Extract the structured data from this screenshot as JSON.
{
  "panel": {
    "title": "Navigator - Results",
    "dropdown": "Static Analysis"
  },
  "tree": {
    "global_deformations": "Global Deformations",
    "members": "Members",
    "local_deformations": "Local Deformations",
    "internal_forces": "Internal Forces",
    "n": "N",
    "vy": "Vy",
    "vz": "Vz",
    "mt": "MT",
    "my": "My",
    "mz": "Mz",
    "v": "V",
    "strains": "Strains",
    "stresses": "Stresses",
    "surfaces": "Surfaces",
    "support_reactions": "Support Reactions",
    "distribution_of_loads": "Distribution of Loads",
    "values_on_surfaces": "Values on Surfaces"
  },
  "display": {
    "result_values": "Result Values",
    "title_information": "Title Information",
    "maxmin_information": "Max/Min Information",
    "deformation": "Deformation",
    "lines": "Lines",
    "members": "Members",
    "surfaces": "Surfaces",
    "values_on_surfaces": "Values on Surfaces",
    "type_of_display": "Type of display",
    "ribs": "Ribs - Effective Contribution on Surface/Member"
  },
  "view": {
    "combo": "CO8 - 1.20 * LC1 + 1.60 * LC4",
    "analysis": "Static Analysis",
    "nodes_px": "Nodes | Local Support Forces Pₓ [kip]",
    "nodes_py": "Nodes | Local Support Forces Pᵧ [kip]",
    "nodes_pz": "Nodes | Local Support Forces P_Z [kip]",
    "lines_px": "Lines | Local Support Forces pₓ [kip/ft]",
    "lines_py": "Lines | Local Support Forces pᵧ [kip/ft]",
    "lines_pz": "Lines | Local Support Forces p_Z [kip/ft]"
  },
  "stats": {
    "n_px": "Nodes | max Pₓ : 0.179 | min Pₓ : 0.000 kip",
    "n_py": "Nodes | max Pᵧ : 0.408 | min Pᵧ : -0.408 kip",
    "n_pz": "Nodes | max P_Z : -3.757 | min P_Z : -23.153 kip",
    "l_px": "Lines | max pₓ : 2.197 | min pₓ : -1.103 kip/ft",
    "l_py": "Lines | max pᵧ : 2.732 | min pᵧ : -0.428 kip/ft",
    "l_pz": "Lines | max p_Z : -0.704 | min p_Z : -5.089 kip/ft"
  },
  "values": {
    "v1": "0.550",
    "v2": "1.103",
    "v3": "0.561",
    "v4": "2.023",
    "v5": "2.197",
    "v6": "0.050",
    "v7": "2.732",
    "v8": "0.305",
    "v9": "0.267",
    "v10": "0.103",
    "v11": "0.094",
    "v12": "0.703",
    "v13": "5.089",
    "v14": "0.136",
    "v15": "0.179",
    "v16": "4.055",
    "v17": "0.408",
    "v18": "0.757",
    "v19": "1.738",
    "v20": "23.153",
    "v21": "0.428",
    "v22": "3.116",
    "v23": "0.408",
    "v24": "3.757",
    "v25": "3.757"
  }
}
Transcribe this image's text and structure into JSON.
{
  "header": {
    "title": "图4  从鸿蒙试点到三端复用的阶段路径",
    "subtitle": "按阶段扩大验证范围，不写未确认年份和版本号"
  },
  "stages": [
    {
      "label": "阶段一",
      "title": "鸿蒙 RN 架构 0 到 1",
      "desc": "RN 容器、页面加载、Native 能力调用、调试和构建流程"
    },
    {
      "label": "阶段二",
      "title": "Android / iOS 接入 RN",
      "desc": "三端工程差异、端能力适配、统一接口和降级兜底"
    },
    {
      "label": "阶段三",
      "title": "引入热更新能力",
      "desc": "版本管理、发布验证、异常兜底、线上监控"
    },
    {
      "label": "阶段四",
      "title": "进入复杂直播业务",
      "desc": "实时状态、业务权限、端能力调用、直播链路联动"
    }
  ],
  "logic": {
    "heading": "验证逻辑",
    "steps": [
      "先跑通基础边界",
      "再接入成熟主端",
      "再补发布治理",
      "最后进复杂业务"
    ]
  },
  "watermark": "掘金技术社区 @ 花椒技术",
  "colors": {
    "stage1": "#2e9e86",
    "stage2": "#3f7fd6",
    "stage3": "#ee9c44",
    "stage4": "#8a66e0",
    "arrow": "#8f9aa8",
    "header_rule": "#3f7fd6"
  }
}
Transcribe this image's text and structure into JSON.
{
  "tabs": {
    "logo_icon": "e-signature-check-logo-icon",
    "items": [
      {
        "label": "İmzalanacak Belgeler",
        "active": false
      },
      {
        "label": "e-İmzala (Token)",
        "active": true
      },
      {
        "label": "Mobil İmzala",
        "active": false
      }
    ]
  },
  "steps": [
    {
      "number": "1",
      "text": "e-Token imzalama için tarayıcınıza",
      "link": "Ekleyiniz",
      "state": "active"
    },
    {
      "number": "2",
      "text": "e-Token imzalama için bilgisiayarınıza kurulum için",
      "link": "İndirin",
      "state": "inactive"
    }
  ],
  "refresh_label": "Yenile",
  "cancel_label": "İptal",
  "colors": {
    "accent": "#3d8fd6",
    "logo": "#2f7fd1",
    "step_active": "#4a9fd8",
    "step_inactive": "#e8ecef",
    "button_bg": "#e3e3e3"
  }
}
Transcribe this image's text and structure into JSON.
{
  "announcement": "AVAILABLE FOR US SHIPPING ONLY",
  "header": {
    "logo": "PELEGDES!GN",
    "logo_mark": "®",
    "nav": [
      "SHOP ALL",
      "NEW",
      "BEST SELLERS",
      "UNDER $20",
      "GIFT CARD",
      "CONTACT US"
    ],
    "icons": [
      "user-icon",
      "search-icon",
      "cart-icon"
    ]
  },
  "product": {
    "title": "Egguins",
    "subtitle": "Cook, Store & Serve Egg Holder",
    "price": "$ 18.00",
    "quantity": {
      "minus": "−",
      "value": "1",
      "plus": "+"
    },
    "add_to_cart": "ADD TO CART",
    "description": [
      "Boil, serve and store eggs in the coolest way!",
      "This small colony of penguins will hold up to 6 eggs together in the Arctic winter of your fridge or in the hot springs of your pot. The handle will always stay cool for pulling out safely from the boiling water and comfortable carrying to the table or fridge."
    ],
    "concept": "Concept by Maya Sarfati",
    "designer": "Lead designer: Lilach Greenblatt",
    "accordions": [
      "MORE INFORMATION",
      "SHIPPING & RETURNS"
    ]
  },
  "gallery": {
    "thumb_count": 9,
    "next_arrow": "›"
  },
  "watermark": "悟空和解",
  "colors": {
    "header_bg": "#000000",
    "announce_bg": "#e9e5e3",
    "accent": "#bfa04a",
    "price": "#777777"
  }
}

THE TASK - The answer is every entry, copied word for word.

OUTPUT OF THE EXERCISE -
Extract the structured data from this screenshot as JSON.
{
  "panel": {
    "title": "Navigator - Results",
    "dropdown": "Static Analysis"
  },
  "tree": {
    "global_deformations": "Global Deformations",
    "members": "Members",
    "local_deformations": "Local Deformations",
    "internal_forces": "Internal Forces",
    "n": "N",
    "vy": "Vy",
    "vz": "Vz",
    "mt": "MT",
    "my": "My",
    "mz": "Mz",
    "v": "V",
    "strains": "Strains",
    "stresses": "Stresses",
    "surfaces": "Surfaces",
    "support_reactions": "Support Reactions",
    "distribution_of_loads": "Distribution of Loads",
    "values_on_surfaces": "Values on Surfaces"
  },
  "display": {
    "result_values": "Result Values",
    "title_information": "Title Information",
    "maxmin_information": "Max/Min Information",
    "deformation": "Deformation",
    "lines": "Lines",
    "members": "Members",
    "surfaces": "Surfaces",
    "values_on_surfaces": "Values on Surfaces",
    "type_of_display": "Type of display",
    "ribs": "Ribs - Effective Contribution on Surface/Member"
  },
  "view": {
    "combo": "CO8 - 1.20 * LC1 + 1.60 * LC4",
    "analysis": "Static Analysis",
    "nodes_px": "Nodes | Local Support Forces Pₓ [kip]",
    "nodes_py": "Nodes | Local Support Forces Pᵧ [kip]",
    "nodes_pz": "Nodes | Local Support Forces P_Z [kip]",
    "lines_px": "Lines | Local Support Forces pₓ [kip/ft]",
    "lines_py": "Lines | Local Support Forces pᵧ [kip/ft]",
    "lines_pz": "Lines | Local Support Forces p_Z [kip/ft]"
  },
  "stats": {
    "n_px": "Nodes | max Pₓ : 0.179 | min Pₓ : 0.000 kip",
    "n_py": "Nodes | max Pᵧ : 0.408 | min Pᵧ : -0.408 kip",
    "n_pz": "Nodes | max P_Z : -3.757 | min P_Z : -23.153 kip",
    "l_px": "Lines | max pₓ : 2.197 | min pₓ : -1.103 kip/ft",
    "l_py": "Lines | max pᵧ : 2.732 | min pᵧ : -0.428 kip/ft",
    "l_pz": "Lines | max p_Z : -0.704 | min p_Z : -5.089 kip/ft"
  },
  "values": {
    "v1": "0.550",
    "v2": "1.103",
    "v3": "0.561",
    "v4": "2.023",
    "v5": "2.197",
    "v6": "0.050",
    "v7": "2.732",
    "v8": "0.305",
    "v9": "0.267",
    "v10": "0.103",
    "v11": "0.094",
    "v12": "0.703",
    "v13": "5.089",
    "v14": "0.136",
    "v15": "0.179",
    "v16": "4.055",
    "v17": "0.408",
    "v18": "0.757",
    "v19": "1.738",
    "v20": "23.153",
    "v21": "0.428",
    "v22": "3.116",
    "v23": "0.408",
    "v24": "3.757",
    "v25": "3.757"
  }
}
Transcribe this image's text and structure into JSON.
{
  "header": {
    "title": "图4  从鸿蒙试点到三端复用的阶段路径",
    "subtitle": "按阶段扩大验证范围，不写未确认年份和版本号"
  },
  "stages": [
    {
      "label": "阶段一",
      "title": "鸿蒙 RN 架构 0 到 1",
      "desc": "RN 容器、页面加载、Native 能力调用、调试和构建流程"
    },
    {
      "label": "阶段二",
      "title": "Android / iOS 接入 RN",
      "desc": "三端工程差异、端能力适配、统一接口和降级兜底"
    },
    {
      "label": "阶段三",
      "title": "引入热更新能力",
      "desc": "版本管理、发布验证、异常兜底、线上监控"
    },
    {
      "label": "阶段四",
      "title": "进入复杂直播业务",
      "desc": "实时状态、业务权限、端能力调用、直播链路联动"
    }
  ],
  "logic": {
    "heading": "验证逻辑",
    "steps": [
      "先跑通基础边界",
      "再接入成熟主端",
      "再补发布治理",
      "最后进复杂业务"
    ]
  },
  "watermark": "掘金技术社区 @ 花椒技术",
  "colors": {
    "stage1": "#2e9e86",
    "stage2": "#3f7fd6",
    "stage3": "#ee9c44",
    "stage4": "#8a66e0",
    "arrow": "#8f9aa8",
    "header_rule": "#3f7fd6"
  }
}
Transcribe this image's text and structure into JSON.
{
  "tabs": {
    "logo_icon": "e-signature-check-logo-icon",
    "items": [
      {
        "label": "İmzalanacak Belgeler",
        "active": false
      },
      {
        "label": "e-İmzala (Token)",
        "active": true
      },
      {
        "label": "Mobil İmzala",
        "active": false
      }
    ]
  },
  "steps": [
    {
      "number": "1",
      "text": "e-Token imzalama için tarayıcınıza",
      "link": "Ekleyiniz",
      "state": "active"
    },
    {
      "number": "2",
      "text": "e-Token imzalama için bilgisiayarınıza kurulum için",
      "link": "İndirin",
      "state": "inactive"
    }
  ],
  "refresh_label": "Yenile",
  "cancel_label": "İptal",
  "colors": {
    "accent": "#3d8fd6",
    "logo": "#2f7fd1",
    "step_active": "#4a9fd8",
    "step_inactive": "#e8ecef",
    "button_bg": "#e3e3e3"
  }
}
Transcribe this image's text and structure into JSON.
{
  "announcement": "AVAILABLE FOR US SHIPPING ONLY",
  "header": {
    "logo": "PELEGDES!GN",
    "logo_mark": "®",
    "nav": [
      "SHOP ALL",
      "NEW",
      "BEST SELLERS",
      "UNDER $20",
      "GIFT CARD",
      "CONTACT US"
    ],
    "icons": [
      "user-icon",
      "search-icon",
      "cart-icon"
    ]
  },
  "product": {
    "title": "Egguins",
    "subtitle": "Cook, Store & Serve Egg Holder",
    "price": "$ 18.00",
    "quantity": {
      "minus": "−",
      "value": "1",
      "plus": "+"
    },
    "add_to_cart": "ADD TO CART",
    "description": [
      "Boil, serve and store eggs in the coolest way!",
      "This small colony of penguins will hold up to 6 eggs together in the Arctic winter of your fridge or in the hot springs of your pot. The handle will always stay cool for pulling out safely from the boiling water and comfortable carrying to the table or fridge."
    ],
    "concept": "Concept by Maya Sarfati",
    "designer": "Lead designer: Lilach Greenblatt",
    "accordions": [
      "MORE INFORMATION",
      "SHIPPING & RETURNS"
    ]
  },
  "gallery": {
    "thumb_count": 9,
    "next_arrow": "›"
  },
  "watermark": "悟空和解",
  "colors": {
    "header_bg": "#000000",
    "announce_bg": "#e9e5e3",
    "accent": "#bfa04a",
    "price": "#777777"
  }
}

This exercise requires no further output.